Clothing is another thing that is more expensive than Canada. Although there are many cheaper pieces of attire in Hong Kong, the price does come at the cost of quality, and generally for a $70 CAD pair of nikes, it would be wiser to buy them back at home.
Entertainment in HK is also limitless. Theatres offer a mix of Hollywood and oriental cinema. Bars and Pubs in HK are plentiful and depending on your tastes can be very cheap to very expensive. Alcohol is not banned publicly like Canada, so it is ok to be seen walking around with a beer on hand. There are many many gyms, and indoor sports facilities, as well as many public outdoor courts.
While the pollution in Hong Kong is great, it is not disportionate to what other similiar sized cities are. However, the hot summer temperatures and humid wet seasons do make a walk outdoors somewhat uncomfortable if you're used to the crisp dry Canadian winter, or climates of southern Australia.
I hope all this helps everyone to make a better informed decision as to whether HK or CX is the place for you. All in all, I believe that while conditions at CX has seen a decline over the years, it has definitely not fallen to or below the poverty line, but rather just declined from what it used to be. I also do believe that while it is feasible for an individual to live comfortably as a first year Second Officer, it will be difficult to support your family (if you have one), and will require substantial sacrifice, patience, and understanding should you bring along your spouse (if you are an expat). As a career, I believe that it will be worth it, however for if only looking at the short term then it be more worthwhile to consider alternatives. I wish everyone the best, and hope that it provided an honest information about HK without any gloom or exaggeration. Remember that Hong Kong is a different part of the world.

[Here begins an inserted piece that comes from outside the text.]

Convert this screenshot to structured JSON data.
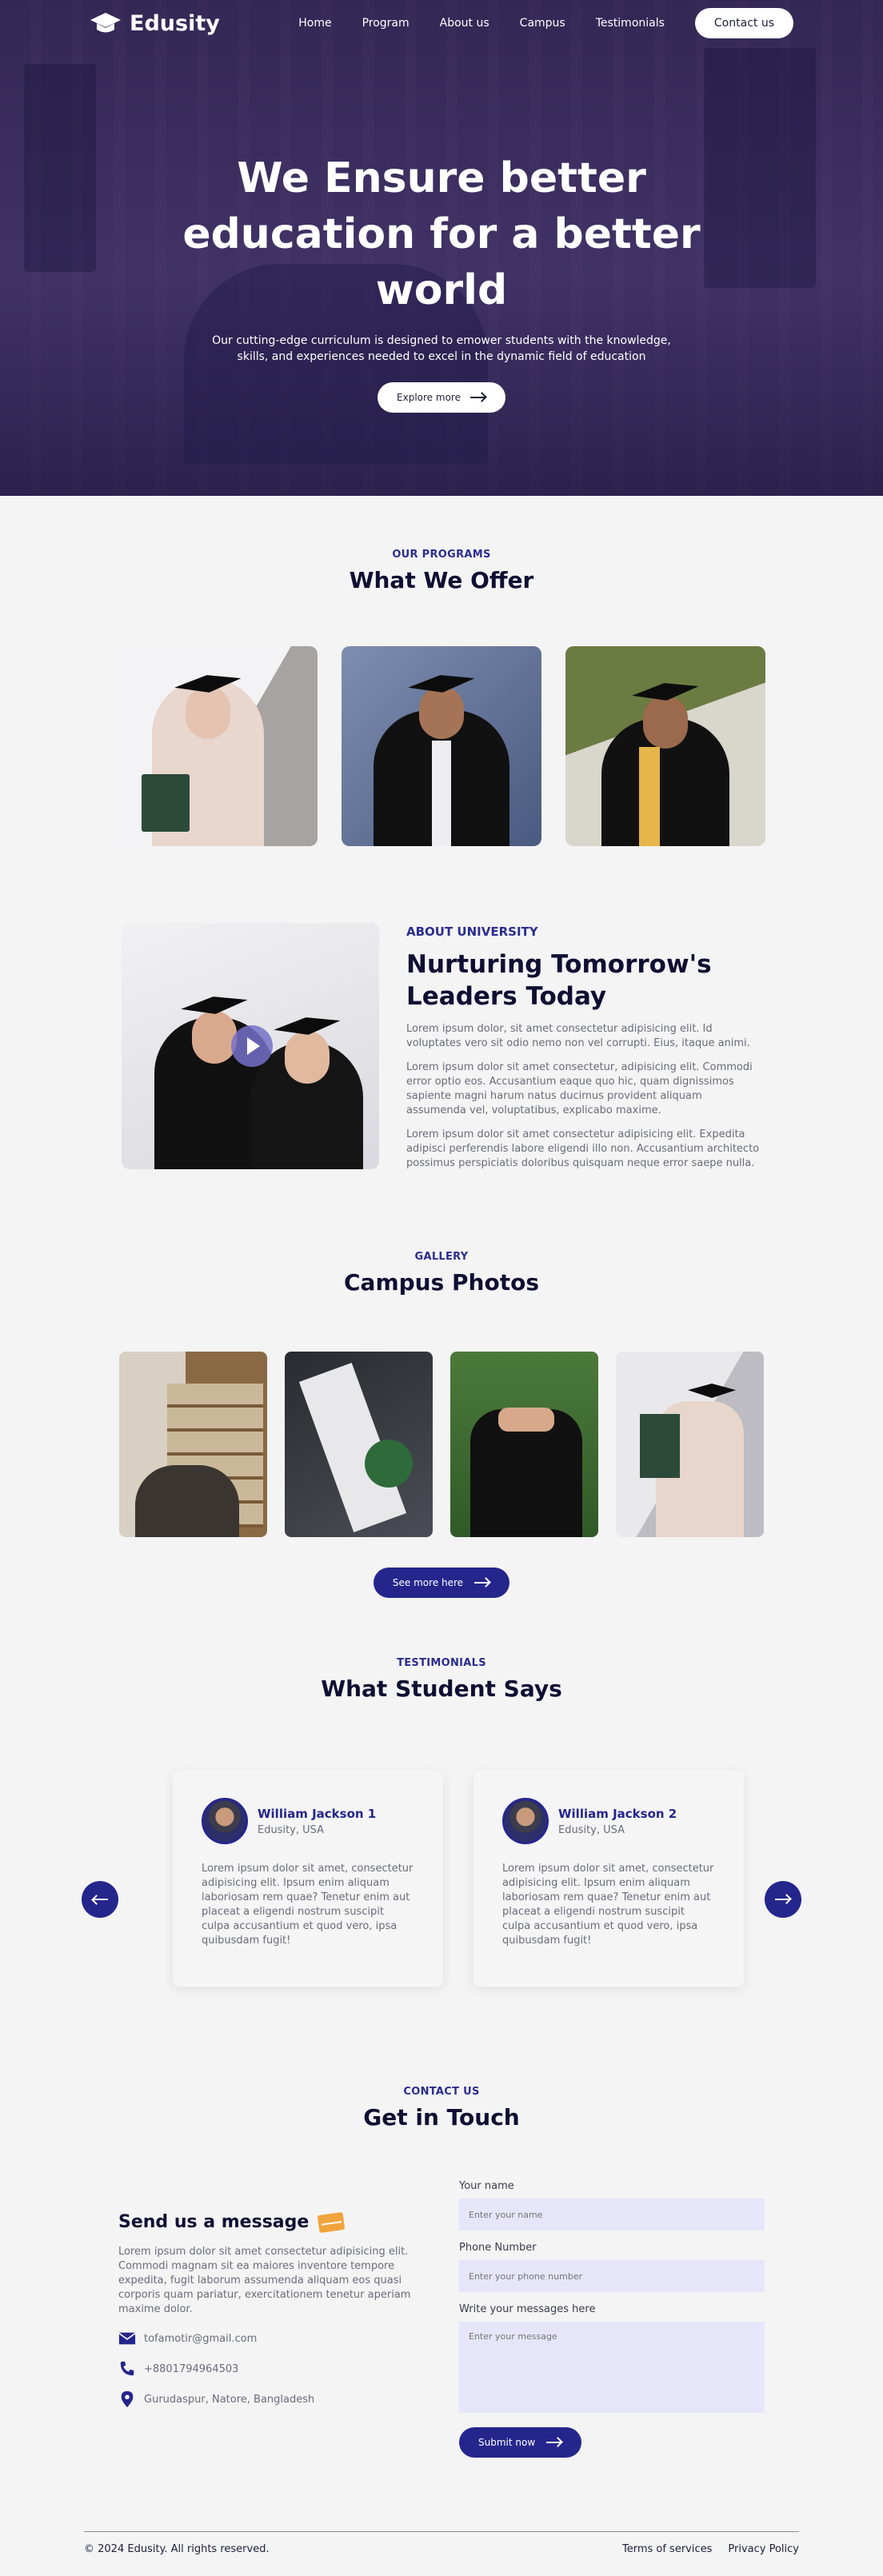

Read this in a forum n it seems that HK is very much like SG, well except the pollution n small housing space. If someone from Toronto can adapt easily to HK, I think I can too, if given the chance. Seriously, after living in a jungle for 7 days in a shitty place like Tekong Island, nothing seems daunting anymore as long as I have access to clean drinking water/food/toilet.